=== The data ===

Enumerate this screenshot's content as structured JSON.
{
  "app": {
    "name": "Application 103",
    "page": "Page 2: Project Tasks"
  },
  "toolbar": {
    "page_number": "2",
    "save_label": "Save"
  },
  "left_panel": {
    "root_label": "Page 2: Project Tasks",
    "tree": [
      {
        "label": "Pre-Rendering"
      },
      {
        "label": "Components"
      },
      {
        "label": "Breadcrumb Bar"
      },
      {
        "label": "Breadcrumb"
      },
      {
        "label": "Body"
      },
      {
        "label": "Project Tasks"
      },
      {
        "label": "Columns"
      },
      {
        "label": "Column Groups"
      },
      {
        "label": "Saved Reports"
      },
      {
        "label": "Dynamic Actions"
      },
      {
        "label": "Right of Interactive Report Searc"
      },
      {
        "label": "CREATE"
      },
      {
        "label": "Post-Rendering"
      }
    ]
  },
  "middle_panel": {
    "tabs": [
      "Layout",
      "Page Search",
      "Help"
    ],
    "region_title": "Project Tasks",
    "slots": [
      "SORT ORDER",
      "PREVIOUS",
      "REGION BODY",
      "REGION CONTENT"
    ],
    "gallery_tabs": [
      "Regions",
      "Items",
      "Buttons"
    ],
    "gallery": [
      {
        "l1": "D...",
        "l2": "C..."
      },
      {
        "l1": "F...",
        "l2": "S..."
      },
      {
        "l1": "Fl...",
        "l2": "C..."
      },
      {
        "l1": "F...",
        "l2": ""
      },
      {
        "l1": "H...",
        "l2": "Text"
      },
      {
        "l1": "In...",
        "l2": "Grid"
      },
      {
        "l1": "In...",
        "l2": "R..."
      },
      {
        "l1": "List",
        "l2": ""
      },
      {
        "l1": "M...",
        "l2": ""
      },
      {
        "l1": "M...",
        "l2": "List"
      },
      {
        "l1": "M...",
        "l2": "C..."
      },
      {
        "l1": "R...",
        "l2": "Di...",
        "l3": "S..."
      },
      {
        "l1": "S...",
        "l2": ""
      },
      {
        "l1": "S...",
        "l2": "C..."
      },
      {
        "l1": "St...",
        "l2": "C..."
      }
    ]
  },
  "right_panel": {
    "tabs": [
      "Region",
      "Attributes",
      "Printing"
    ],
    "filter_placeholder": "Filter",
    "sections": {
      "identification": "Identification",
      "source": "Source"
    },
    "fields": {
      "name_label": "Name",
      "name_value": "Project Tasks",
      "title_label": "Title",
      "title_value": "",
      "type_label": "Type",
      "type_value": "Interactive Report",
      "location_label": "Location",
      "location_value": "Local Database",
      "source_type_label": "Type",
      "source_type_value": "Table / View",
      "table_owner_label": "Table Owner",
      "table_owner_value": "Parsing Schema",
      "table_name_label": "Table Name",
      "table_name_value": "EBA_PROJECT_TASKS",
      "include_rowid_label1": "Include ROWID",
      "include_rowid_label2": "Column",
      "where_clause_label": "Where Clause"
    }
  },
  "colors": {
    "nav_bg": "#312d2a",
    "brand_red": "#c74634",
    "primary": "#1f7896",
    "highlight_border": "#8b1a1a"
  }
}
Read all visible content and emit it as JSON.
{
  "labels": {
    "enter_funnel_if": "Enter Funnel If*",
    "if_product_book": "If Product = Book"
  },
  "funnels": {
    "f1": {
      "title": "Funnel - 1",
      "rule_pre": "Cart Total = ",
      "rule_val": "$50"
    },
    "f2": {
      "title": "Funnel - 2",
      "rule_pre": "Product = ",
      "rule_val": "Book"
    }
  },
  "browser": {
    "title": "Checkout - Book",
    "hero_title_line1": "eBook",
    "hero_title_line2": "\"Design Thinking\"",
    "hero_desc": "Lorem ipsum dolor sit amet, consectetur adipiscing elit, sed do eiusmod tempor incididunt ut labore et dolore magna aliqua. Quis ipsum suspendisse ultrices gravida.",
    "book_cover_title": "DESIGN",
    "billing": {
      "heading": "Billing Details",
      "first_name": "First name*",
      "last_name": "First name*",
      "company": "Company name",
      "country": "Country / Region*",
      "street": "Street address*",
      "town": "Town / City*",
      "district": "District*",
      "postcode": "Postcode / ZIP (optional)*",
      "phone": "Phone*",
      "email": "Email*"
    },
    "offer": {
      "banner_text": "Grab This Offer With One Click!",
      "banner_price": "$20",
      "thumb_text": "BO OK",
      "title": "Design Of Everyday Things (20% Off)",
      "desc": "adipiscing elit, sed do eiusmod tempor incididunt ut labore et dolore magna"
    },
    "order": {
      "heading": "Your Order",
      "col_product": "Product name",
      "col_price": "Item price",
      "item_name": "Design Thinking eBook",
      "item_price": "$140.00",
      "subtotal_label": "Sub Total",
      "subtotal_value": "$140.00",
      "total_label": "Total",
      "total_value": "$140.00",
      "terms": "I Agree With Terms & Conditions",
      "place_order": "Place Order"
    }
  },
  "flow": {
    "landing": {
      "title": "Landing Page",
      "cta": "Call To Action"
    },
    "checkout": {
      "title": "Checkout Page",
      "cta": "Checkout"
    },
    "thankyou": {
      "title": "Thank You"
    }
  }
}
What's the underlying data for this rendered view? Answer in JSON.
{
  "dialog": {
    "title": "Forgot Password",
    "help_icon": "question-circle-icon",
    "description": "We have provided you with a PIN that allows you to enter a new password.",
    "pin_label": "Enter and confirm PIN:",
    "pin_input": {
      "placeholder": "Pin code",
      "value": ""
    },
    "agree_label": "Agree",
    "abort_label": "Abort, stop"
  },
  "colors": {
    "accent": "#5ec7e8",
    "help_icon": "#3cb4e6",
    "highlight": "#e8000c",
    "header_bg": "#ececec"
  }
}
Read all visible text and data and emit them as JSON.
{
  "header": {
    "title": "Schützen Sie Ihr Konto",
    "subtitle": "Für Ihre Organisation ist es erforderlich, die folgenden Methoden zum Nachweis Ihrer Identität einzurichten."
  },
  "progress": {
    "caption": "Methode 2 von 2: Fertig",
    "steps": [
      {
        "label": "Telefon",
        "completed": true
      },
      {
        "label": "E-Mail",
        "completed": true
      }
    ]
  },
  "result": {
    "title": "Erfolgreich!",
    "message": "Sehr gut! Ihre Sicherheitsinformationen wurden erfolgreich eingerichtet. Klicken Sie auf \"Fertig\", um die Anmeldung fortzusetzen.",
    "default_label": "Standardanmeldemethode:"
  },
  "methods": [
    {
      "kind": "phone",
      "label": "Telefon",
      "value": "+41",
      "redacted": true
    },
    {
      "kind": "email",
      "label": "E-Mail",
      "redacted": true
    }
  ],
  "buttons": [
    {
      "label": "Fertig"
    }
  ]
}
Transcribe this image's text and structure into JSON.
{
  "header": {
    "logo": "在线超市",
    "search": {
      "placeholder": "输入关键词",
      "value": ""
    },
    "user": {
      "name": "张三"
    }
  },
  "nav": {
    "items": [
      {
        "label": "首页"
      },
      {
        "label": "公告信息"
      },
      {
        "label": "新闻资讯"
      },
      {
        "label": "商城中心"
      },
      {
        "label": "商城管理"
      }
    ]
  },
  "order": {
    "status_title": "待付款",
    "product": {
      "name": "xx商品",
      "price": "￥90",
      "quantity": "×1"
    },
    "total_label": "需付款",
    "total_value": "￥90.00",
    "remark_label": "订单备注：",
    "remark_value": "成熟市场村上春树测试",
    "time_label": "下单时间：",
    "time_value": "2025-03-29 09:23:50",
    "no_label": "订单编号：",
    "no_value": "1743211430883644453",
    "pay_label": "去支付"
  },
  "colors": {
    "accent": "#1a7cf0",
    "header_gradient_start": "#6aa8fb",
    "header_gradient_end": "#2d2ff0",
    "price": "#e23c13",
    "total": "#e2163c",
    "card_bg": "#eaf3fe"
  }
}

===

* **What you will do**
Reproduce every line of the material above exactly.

* **Solution to this exercise**
Enumerate this screenshot's content as structured JSON.
{
  "app": {
    "name": "Application 103",
    "page": "Page 2: Project Tasks"
  },
  "toolbar": {
    "page_number": "2",
    "save_label": "Save"
  },
  "left_panel": {
    "root_label": "Page 2: Project Tasks",
    "tree": [
      {
        "label": "Pre-Rendering"
      },
      {
        "label": "Components"
      },
      {
        "label": "Breadcrumb Bar"
      },
      {
        "label": "Breadcrumb"
      },
      {
        "label": "Body"
      },
      {
        "label": "Project Tasks"
      },
      {
        "label": "Columns"
      },
      {
        "label": "Column Groups"
      },
      {
        "label": "Saved Reports"
      },
      {
        "label": "Dynamic Actions"
      },
      {
        "label": "Right of Interactive Report Searc"
      },
      {
        "label": "CREATE"
      },
      {
        "label": "Post-Rendering"
      }
    ]
  },
  "middle_panel": {
    "tabs": [
      "Layout",
      "Page Search",
      "Help"
    ],
    "region_title": "Project Tasks",
    "slots": [
      "SORT ORDER",
      "PREVIOUS",
      "REGION BODY",
      "REGION CONTENT"
    ],
    "gallery_tabs": [
      "Regions",
      "Items",
      "Buttons"
    ],
    "gallery": [
      {
        "l1": "D...",
        "l2": "C..."
      },
      {
        "l1": "F...",
        "l2": "S..."
      },
      {
        "l1": "Fl...",
        "l2": "C..."
      },
      {
        "l1": "F...",
        "l2": ""
      },
      {
        "l1": "H...",
        "l2": "Text"
      },
      {
        "l1": "In...",
        "l2": "Grid"
      },
      {
        "l1": "In...",
        "l2": "R..."
      },
      {
        "l1": "List",
        "l2": ""
      },
      {
        "l1": "M...",
        "l2": ""
      },
      {
        "l1": "M...",
        "l2": "List"
      },
      {
        "l1": "M...",
        "l2": "C..."
      },
      {
        "l1": "R...",
        "l2": "Di...",
        "l3": "S..."
      },
      {
        "l1": "S...",
        "l2": ""
      },
      {
        "l1": "S...",
        "l2": "C..."
      },
      {
        "l1": "St...",
        "l2": "C..."
      }
    ]
  },
  "right_panel": {
    "tabs": [
      "Region",
      "Attributes",
      "Printing"
    ],
    "filter_placeholder": "Filter",
    "sections": {
      "identification": "Identification",
      "source": "Source"
    },
    "fields": {
      "name_label": "Name",
      "name_value": "Project Tasks",
      "title_label": "Title",
      "title_value": "",
      "type_label": "Type",
      "type_value": "Interactive Report",
      "location_label": "Location",
      "location_value": "Local Database",
      "source_type_label": "Type",
      "source_type_value": "Table / View",
      "table_owner_label": "Table Owner",
      "table_owner_value": "Parsing Schema",
      "table_name_label": "Table Name",
      "table_name_value": "EBA_PROJECT_TASKS",
      "include_rowid_label1": "Include ROWID",
      "include_rowid_label2": "Column",
      "where_clause_label": "Where Clause"
    }
  },
  "colors": {
    "nav_bg": "#312d2a",
    "brand_red": "#c74634",
    "primary": "#1f7896",
    "highlight_border": "#8b1a1a"
  }
}
Read all visible content and emit it as JSON.
{
  "labels": {
    "enter_funnel_if": "Enter Funnel If*",
    "if_product_book": "If Product = Book"
  },
  "funnels": {
    "f1": {
      "title": "Funnel - 1",
      "rule_pre": "Cart Total = ",
      "rule_val": "$50"
    },
    "f2": {
      "title": "Funnel - 2",
      "rule_pre": "Product = ",
      "rule_val": "Book"
    }
  },
  "browser": {
    "title": "Checkout - Book",
    "hero_title_line1": "eBook",
    "hero_title_line2": "\"Design Thinking\"",
    "hero_desc": "Lorem ipsum dolor sit amet, consectetur adipiscing elit, sed do eiusmod tempor incididunt ut labore et dolore magna aliqua. Quis ipsum suspendisse ultrices gravida.",
    "book_cover_title": "DESIGN",
    "billing": {
      "heading": "Billing Details",
      "first_name": "First name*",
      "last_name": "First name*",
      "company": "Company name",
      "country": "Country / Region*",
      "street": "Street address*",
      "town": "Town / City*",
      "district": "District*",
      "postcode": "Postcode / ZIP (optional)*",
      "phone": "Phone*",
      "email": "Email*"
    },
    "offer": {
      "banner_text": "Grab This Offer With One Click!",
      "banner_price": "$20",
      "thumb_text": "BO OK",
      "title": "Design Of Everyday Things (20% Off)",
      "desc": "adipiscing elit, sed do eiusmod tempor incididunt ut labore et dolore magna"
    },
    "order": {
      "heading": "Your Order",
      "col_product": "Product name",
      "col_price": "Item price",
      "item_name": "Design Thinking eBook",
      "item_price": "$140.00",
      "subtotal_label": "Sub Total",
      "subtotal_value": "$140.00",
      "total_label": "Total",
      "total_value": "$140.00",
      "terms": "I Agree With Terms & Conditions",
      "place_order": "Place Order"
    }
  },
  "flow": {
    "landing": {
      "title": "Landing Page",
      "cta": "Call To Action"
    },
    "checkout": {
      "title": "Checkout Page",
      "cta": "Checkout"
    },
    "thankyou": {
      "title": "Thank You"
    }
  }
}
What's the underlying data for this rendered view? Answer in JSON.
{
  "dialog": {
    "title": "Forgot Password",
    "help_icon": "question-circle-icon",
    "description": "We have provided you with a PIN that allows you to enter a new password.",
    "pin_label": "Enter and confirm PIN:",
    "pin_input": {
      "placeholder": "Pin code",
      "value": ""
    },
    "agree_label": "Agree",
    "abort_label": "Abort, stop"
  },
  "colors": {
    "accent": "#5ec7e8",
    "help_icon": "#3cb4e6",
    "highlight": "#e8000c",
    "header_bg": "#ececec"
  }
}
Read all visible text and data and emit them as JSON.
{
  "header": {
    "title": "Schützen Sie Ihr Konto",
    "subtitle": "Für Ihre Organisation ist es erforderlich, die folgenden Methoden zum Nachweis Ihrer Identität einzurichten."
  },
  "progress": {
    "caption": "Methode 2 von 2: Fertig",
    "steps": [
      {
        "label": "Telefon",
        "completed": true
      },
      {
        "label": "E-Mail",
        "completed": true
      }
    ]
  },
  "result": {
    "title": "Erfolgreich!",
    "message": "Sehr gut! Ihre Sicherheitsinformationen wurden erfolgreich eingerichtet. Klicken Sie auf \"Fertig\", um die Anmeldung fortzusetzen.",
    "default_label": "Standardanmeldemethode:"
  },
  "methods": [
    {
      "kind": "phone",
      "label": "Telefon",
      "value": "+41",
      "redacted": true
    },
    {
      "kind": "email",
      "label": "E-Mail",
      "redacted": true
    }
  ],
  "buttons": [
    {
      "label": "Fertig"
    }
  ]
}
Transcribe this image's text and structure into JSON.
{
  "header": {
    "logo": "在线超市",
    "search": {
      "placeholder": "输入关键词",
      "value": ""
    },
    "user": {
      "name": "张三"
    }
  },
  "nav": {
    "items": [
      {
        "label": "首页"
      },
      {
        "label": "公告信息"
      },
      {
        "label": "新闻资讯"
      },
      {
        "label": "商城中心"
      },
      {
        "label": "商城管理"
      }
    ]
  },
  "order": {
    "status_title": "待付款",
    "product": {
      "name": "xx商品",
      "price": "￥90",
      "quantity": "×1"
    },
    "total_label": "需付款",
    "total_value": "￥90.00",
    "remark_label": "订单备注：",
    "remark_value": "成熟市场村上春树测试",
    "time_label": "下单时间：",
    "time_value": "2025-03-29 09:23:50",
    "no_label": "订单编号：",
    "no_value": "1743211430883644453",
    "pay_label": "去支付"
  },
  "colors": {
    "accent": "#1a7cf0",
    "header_gradient_start": "#6aa8fb",
    "header_gradient_end": "#2d2ff0",
    "price": "#e23c13",
    "total": "#e2163c",
    "card_bg": "#eaf3fe"
  }
}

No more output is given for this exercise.